**DESCRIPTION OF THE TASK**: Set down each record below precisely, skipping the pictures.

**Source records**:
◆ ◆ ◆ ◆ ◆
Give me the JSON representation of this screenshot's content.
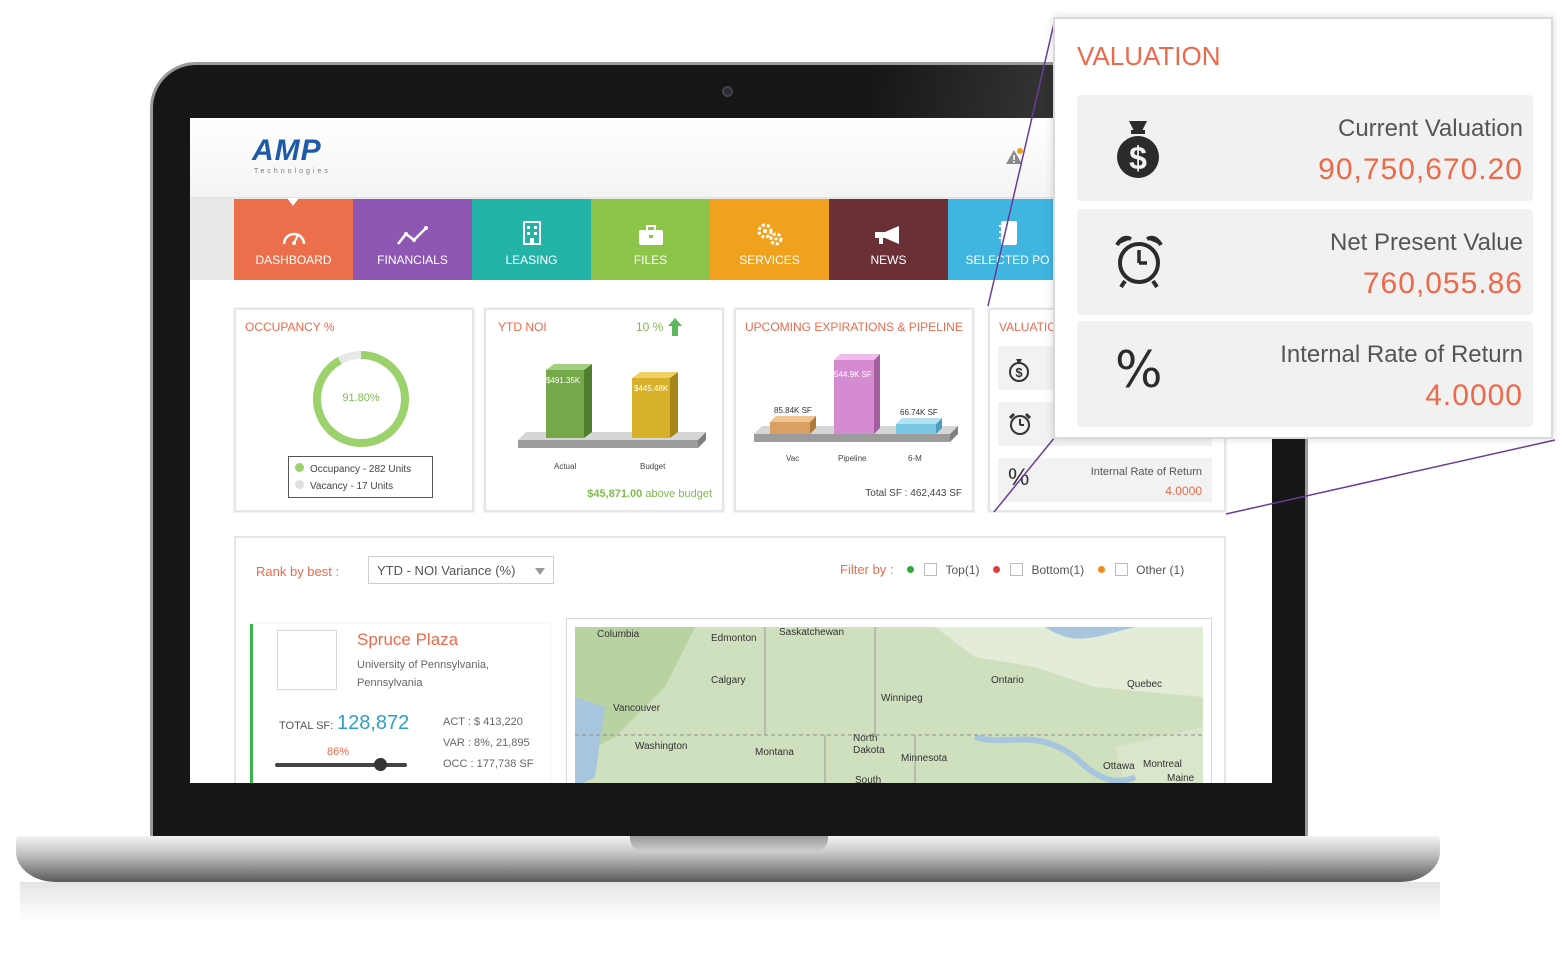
{
  "app": {
    "logo_text": "AMP",
    "logo_subtext": "Technologies"
  },
  "nav": {
    "items": [
      {
        "label": "DASHBOARD",
        "color": "#ec6f4c",
        "icon": "gauge-icon"
      },
      {
        "label": "FINANCIALS",
        "color": "#8e57b4",
        "icon": "line-chart-icon"
      },
      {
        "label": "LEASING",
        "color": "#24b3a9",
        "icon": "building-icon"
      },
      {
        "label": "FILES",
        "color": "#8dc54b",
        "icon": "briefcase-icon"
      },
      {
        "label": "SERVICES",
        "color": "#f0a11e",
        "icon": "gears-icon"
      },
      {
        "label": "NEWS",
        "color": "#6b3035",
        "icon": "megaphone-icon"
      },
      {
        "label": "SELECTED PO",
        "color": "#3fb5e0",
        "icon": "notebook-icon"
      }
    ]
  },
  "occupancy": {
    "title": "OCCUPANCY %",
    "percent": "91.80%",
    "legend_occupancy": "Occupancy - 282 Units",
    "legend_vacancy": "Vacancy - 17 Units"
  },
  "ytd_noi": {
    "title": "YTD NOI",
    "change": "10 %",
    "bars": [
      {
        "label": "Actual",
        "value_label": "$491.35K"
      },
      {
        "label": "Budget",
        "value_label": "$445.48K"
      }
    ],
    "footer_amount": "$45,871.00",
    "footer_text": "above budget"
  },
  "expirations": {
    "title": "UPCOMING EXPIRATIONS & PIPELINE",
    "bars": [
      {
        "label": "Vac",
        "value_label": "85.84K SF"
      },
      {
        "label": "Pipeline",
        "value_label": "544.9K SF"
      },
      {
        "label": "6-M",
        "value_label": "66.74K SF"
      }
    ],
    "footer": "Total SF : 462,443 SF"
  },
  "valuation_mini": {
    "title": "VALUATIO",
    "irr_label": "Internal Rate of Return",
    "irr_value": "4.0000"
  },
  "filters": {
    "rank_label": "Rank by best :",
    "rank_value": "YTD - NOI Variance (%)",
    "filter_label": "Filter by :",
    "options": [
      {
        "label": "Top(1)",
        "color": "#2eaa3a"
      },
      {
        "label": "Bottom(1)",
        "color": "#e53b3b"
      },
      {
        "label": "Other (1)",
        "color": "#f08c1e"
      }
    ]
  },
  "property": {
    "name": "Spruce Plaza",
    "address": "University of Pennsylvania, Pennsylvania",
    "total_sf_label": "TOTAL SF:",
    "total_sf": "128,872",
    "percent": "86%",
    "act": "ACT : $ 413,220",
    "var": "VAR :   8%, 21,895",
    "occ": "OCC : 177,738 SF"
  },
  "map_labels": [
    "Columbia",
    "Edmonton",
    "Saskatchewan",
    "Calgary",
    "Vancouver",
    "Washington",
    "Montana",
    "Winnipeg",
    "North Dakota",
    "Minnesota",
    "Ontario",
    "Quebec",
    "Ottawa",
    "Montreal",
    "Maine",
    "South"
  ],
  "callout": {
    "title": "VALUATION",
    "rows": [
      {
        "label": "Current Valuation",
        "value": "90,750,670.20",
        "icon": "money-bag-icon"
      },
      {
        "label": "Net Present Value",
        "value": "760,055.86",
        "icon": "alarm-clock-icon"
      },
      {
        "label": "Internal Rate of Return",
        "value": "4.0000",
        "icon": "percent-icon"
      }
    ]
  }
}
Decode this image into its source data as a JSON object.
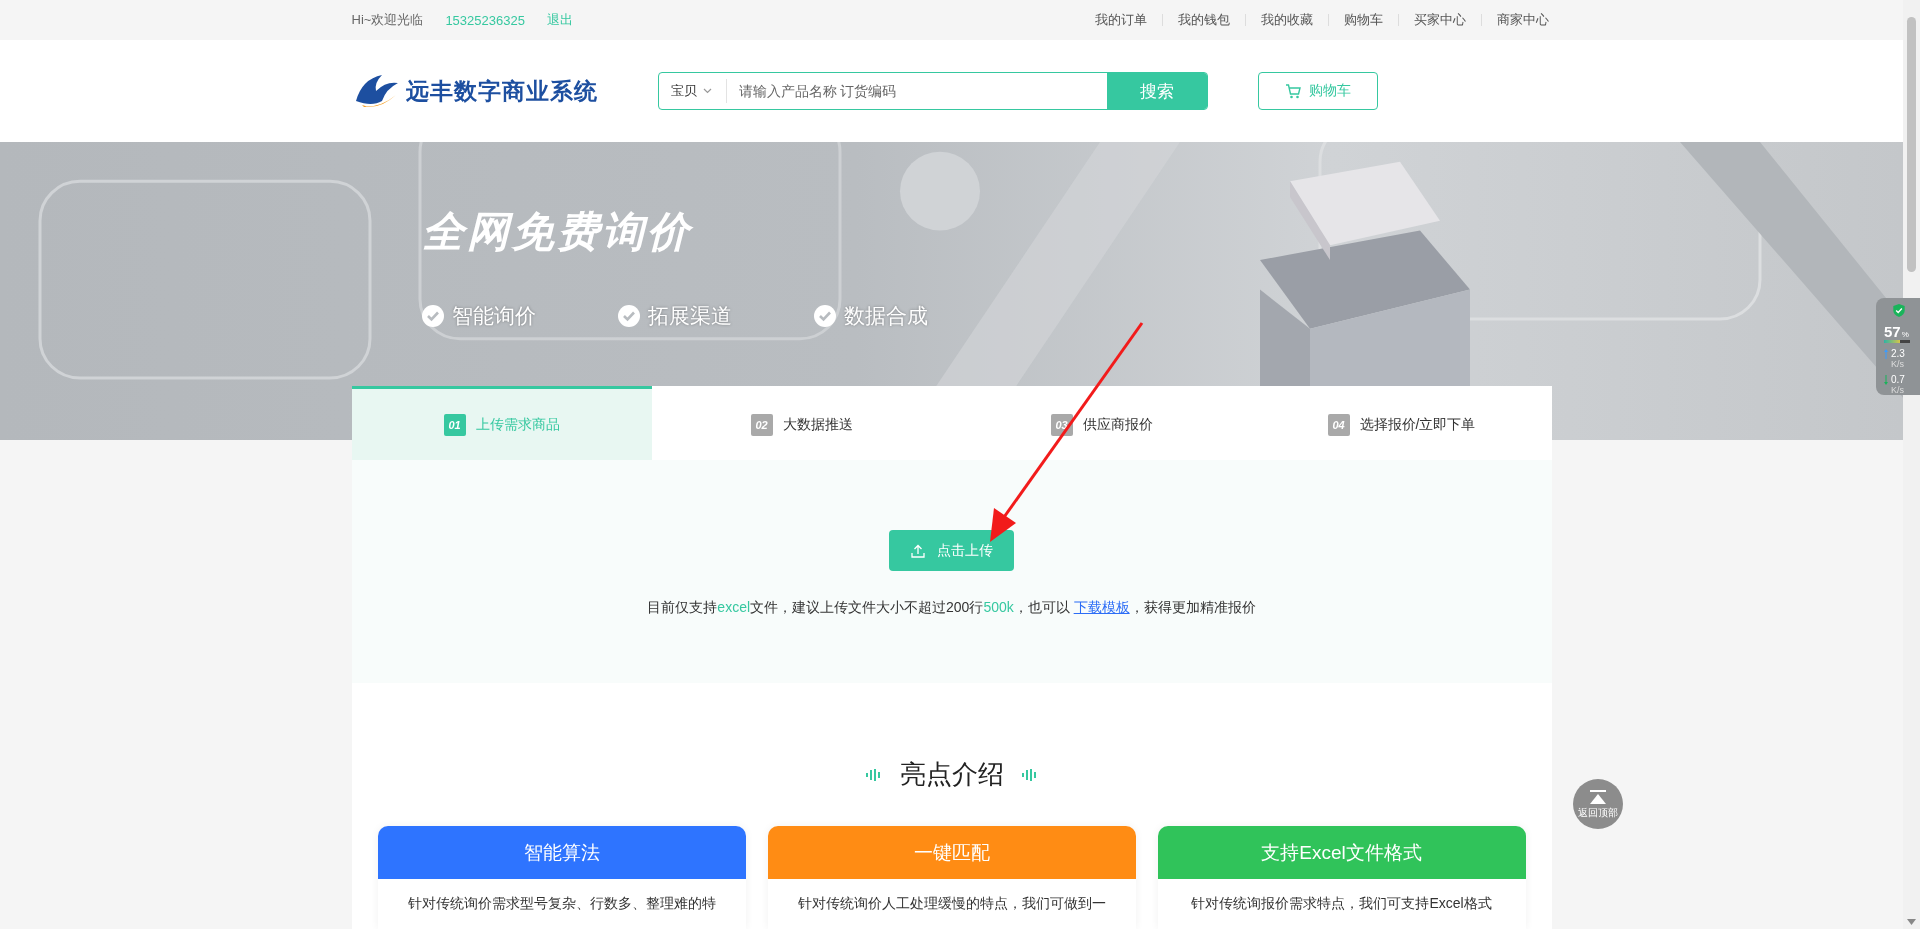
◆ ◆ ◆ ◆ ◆
**PROBLEM SOLUTION**:
Give me the JSON representation of this screenshot's content.
{
  "app": {
    "logo_text": "AMP",
    "logo_subtext": "Technologies"
  },
  "nav": {
    "items": [
      {
        "label": "DASHBOARD",
        "color": "#ec6f4c",
        "icon": "gauge-icon"
      },
      {
        "label": "FINANCIALS",
        "color": "#8e57b4",
        "icon": "line-chart-icon"
      },
      {
        "label": "LEASING",
        "color": "#24b3a9",
        "icon": "building-icon"
      },
      {
        "label": "FILES",
        "color": "#8dc54b",
        "icon": "briefcase-icon"
      },
      {
        "label": "SERVICES",
        "color": "#f0a11e",
        "icon": "gears-icon"
      },
      {
        "label": "NEWS",
        "color": "#6b3035",
        "icon": "megaphone-icon"
      },
      {
        "label": "SELECTED PO",
        "color": "#3fb5e0",
        "icon": "notebook-icon"
      }
    ]
  },
  "occupancy": {
    "title": "OCCUPANCY %",
    "percent": "91.80%",
    "legend_occupancy": "Occupancy - 282 Units",
    "legend_vacancy": "Vacancy - 17 Units"
  },
  "ytd_noi": {
    "title": "YTD NOI",
    "change": "10 %",
    "bars": [
      {
        "label": "Actual",
        "value_label": "$491.35K"
      },
      {
        "label": "Budget",
        "value_label": "$445.48K"
      }
    ],
    "footer_amount": "$45,871.00",
    "footer_text": "above budget"
  },
  "expirations": {
    "title": "UPCOMING EXPIRATIONS & PIPELINE",
    "bars": [
      {
        "label": "Vac",
        "value_label": "85.84K SF"
      },
      {
        "label": "Pipeline",
        "value_label": "544.9K SF"
      },
      {
        "label": "6-M",
        "value_label": "66.74K SF"
      }
    ],
    "footer": "Total SF : 462,443 SF"
  },
  "valuation_mini": {
    "title": "VALUATIO",
    "irr_label": "Internal Rate of Return",
    "irr_value": "4.0000"
  },
  "filters": {
    "rank_label": "Rank by best :",
    "rank_value": "YTD - NOI Variance (%)",
    "filter_label": "Filter by :",
    "options": [
      {
        "label": "Top(1)",
        "color": "#2eaa3a"
      },
      {
        "label": "Bottom(1)",
        "color": "#e53b3b"
      },
      {
        "label": "Other (1)",
        "color": "#f08c1e"
      }
    ]
  },
  "property": {
    "name": "Spruce Plaza",
    "address": "University of Pennsylvania, Pennsylvania",
    "total_sf_label": "TOTAL SF:",
    "total_sf": "128,872",
    "percent": "86%",
    "act": "ACT : $ 413,220",
    "var": "VAR :   8%, 21,895",
    "occ": "OCC : 177,738 SF"
  },
  "map_labels": [
    "Columbia",
    "Edmonton",
    "Saskatchewan",
    "Calgary",
    "Vancouver",
    "Washington",
    "Montana",
    "Winnipeg",
    "North Dakota",
    "Minnesota",
    "Ontario",
    "Quebec",
    "Ottawa",
    "Montreal",
    "Maine",
    "South"
  ],
  "callout": {
    "title": "VALUATION",
    "rows": [
      {
        "label": "Current Valuation",
        "value": "90,750,670.20",
        "icon": "money-bag-icon"
      },
      {
        "label": "Net Present Value",
        "value": "760,055.86",
        "icon": "alarm-clock-icon"
      },
      {
        "label": "Internal Rate of Return",
        "value": "4.0000",
        "icon": "percent-icon"
      }
    ]
  }
}
Decode this image into its source data as a JSON object.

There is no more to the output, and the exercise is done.